The full UC Berkeley/UCLA report is available here.
The California Association of Public Hospitals and Health Systems (CAPH)/Safety Net Institute (SNI) will host a webinar on December 16 from 1:00 pm-2:00 pm to detail the progress and impact of California’s public health care systems in PRIME (Public Hospital Redesign and Incentives in Medi-Cal), a key program of the Medi-Cal 2020 waiver. During the webinar, participants will learn about PRIME performance data and implementation trends for year four of the program and learn from Los Angeles County Department of Health Services and the University of California, San Diego in their experiences in care delivery and data analytics, including how efforts have improved patients’ lives.
Webinar details and registration are available here.
Relatedly, the UCLA Center for Health Policy Research recently released its interim evaluation examining how the 18 PRIME projects were implemented by 54 public hospitals in California, challenges encountered, strategies used to overcome challenges, and early outcomes of their efforts. Results indicated establishment of needed infrastructures such as health information technology and protocols, delivery of care based on evidence-based guidelines, and regular monitoring of efforts.
The interim evaluation found that better care outcomes realized through the projects included increased screening for depression and follow-up, tobacco assessment and counseling, colorectal cancer screening, and high blood pressure screening and follow-up. Examples of improvements in better health included increased numbers of patients with hypertension control and reduced numbers of patients whose diabetes was not under control.
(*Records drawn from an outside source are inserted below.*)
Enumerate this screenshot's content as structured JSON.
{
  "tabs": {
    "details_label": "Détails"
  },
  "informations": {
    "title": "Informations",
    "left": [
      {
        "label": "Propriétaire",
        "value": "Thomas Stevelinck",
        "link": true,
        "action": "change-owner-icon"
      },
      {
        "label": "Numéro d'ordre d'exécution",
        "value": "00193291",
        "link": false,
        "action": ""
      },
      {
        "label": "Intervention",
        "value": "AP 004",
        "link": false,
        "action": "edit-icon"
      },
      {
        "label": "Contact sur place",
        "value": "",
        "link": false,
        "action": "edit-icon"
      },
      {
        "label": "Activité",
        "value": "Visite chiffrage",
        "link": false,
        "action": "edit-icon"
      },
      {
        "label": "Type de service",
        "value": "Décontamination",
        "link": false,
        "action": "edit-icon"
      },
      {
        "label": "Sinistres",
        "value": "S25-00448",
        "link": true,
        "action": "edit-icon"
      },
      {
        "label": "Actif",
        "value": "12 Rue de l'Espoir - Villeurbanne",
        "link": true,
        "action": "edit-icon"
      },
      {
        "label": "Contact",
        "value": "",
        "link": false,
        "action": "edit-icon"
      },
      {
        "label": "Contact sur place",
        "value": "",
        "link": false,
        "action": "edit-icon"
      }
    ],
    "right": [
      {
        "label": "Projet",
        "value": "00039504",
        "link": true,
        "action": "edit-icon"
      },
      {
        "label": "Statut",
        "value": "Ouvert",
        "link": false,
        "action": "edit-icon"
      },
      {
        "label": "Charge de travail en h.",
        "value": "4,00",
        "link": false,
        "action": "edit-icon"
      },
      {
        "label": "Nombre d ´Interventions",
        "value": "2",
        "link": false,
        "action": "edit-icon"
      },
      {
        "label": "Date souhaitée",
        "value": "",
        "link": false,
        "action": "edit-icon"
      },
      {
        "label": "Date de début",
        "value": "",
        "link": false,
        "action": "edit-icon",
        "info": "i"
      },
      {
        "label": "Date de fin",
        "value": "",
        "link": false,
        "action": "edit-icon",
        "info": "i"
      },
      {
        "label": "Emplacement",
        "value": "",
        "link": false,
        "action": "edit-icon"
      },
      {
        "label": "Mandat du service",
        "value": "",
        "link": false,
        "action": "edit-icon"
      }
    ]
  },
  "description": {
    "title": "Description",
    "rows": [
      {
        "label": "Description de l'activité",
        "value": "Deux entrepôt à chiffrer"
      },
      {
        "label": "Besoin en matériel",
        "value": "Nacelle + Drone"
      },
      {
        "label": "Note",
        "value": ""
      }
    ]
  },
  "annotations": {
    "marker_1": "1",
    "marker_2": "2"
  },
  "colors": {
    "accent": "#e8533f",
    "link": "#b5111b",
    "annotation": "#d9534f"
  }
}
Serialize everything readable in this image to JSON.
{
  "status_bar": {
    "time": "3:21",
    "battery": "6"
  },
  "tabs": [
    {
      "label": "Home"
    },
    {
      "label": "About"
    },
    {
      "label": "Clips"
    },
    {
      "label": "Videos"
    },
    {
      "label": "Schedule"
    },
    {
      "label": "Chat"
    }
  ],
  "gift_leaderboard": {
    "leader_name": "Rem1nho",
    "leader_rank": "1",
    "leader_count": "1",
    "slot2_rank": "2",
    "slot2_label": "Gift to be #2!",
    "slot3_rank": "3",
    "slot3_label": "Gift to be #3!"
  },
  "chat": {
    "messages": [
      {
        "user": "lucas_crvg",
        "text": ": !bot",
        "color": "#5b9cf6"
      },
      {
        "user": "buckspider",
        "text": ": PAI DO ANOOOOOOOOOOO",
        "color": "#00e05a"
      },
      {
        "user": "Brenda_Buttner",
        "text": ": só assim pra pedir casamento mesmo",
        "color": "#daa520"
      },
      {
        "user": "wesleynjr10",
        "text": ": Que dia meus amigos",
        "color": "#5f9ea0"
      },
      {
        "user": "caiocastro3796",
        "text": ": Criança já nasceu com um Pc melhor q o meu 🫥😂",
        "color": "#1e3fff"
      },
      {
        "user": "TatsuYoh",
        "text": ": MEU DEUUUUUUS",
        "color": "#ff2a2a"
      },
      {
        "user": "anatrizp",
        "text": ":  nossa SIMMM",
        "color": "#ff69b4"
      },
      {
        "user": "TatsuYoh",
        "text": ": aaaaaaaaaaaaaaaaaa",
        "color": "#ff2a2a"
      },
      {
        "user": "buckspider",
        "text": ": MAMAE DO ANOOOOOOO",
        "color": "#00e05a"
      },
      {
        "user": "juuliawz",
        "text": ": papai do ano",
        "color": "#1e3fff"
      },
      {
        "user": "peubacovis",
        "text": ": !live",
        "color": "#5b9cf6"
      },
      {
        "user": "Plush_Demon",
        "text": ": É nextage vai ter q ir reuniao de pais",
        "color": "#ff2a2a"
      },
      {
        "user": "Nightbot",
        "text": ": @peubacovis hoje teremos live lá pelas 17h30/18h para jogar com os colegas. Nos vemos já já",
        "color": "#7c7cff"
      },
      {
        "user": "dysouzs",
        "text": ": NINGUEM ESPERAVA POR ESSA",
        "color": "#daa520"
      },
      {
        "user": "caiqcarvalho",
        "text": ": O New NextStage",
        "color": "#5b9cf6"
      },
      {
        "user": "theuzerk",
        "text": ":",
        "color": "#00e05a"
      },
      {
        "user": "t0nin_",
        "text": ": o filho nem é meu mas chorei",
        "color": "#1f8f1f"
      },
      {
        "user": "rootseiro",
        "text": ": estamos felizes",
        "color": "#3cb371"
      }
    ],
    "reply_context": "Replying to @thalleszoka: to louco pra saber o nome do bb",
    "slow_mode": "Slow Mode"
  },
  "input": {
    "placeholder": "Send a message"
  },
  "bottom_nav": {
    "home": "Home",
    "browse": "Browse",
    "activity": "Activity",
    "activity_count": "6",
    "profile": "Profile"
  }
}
The draft evaluation is currently with the U.S. Centers for Medicare and Medicaid Services (CMS) and is expected to be finalized after comments and feedback from CMS are addressed. The full interim evaluation is available here.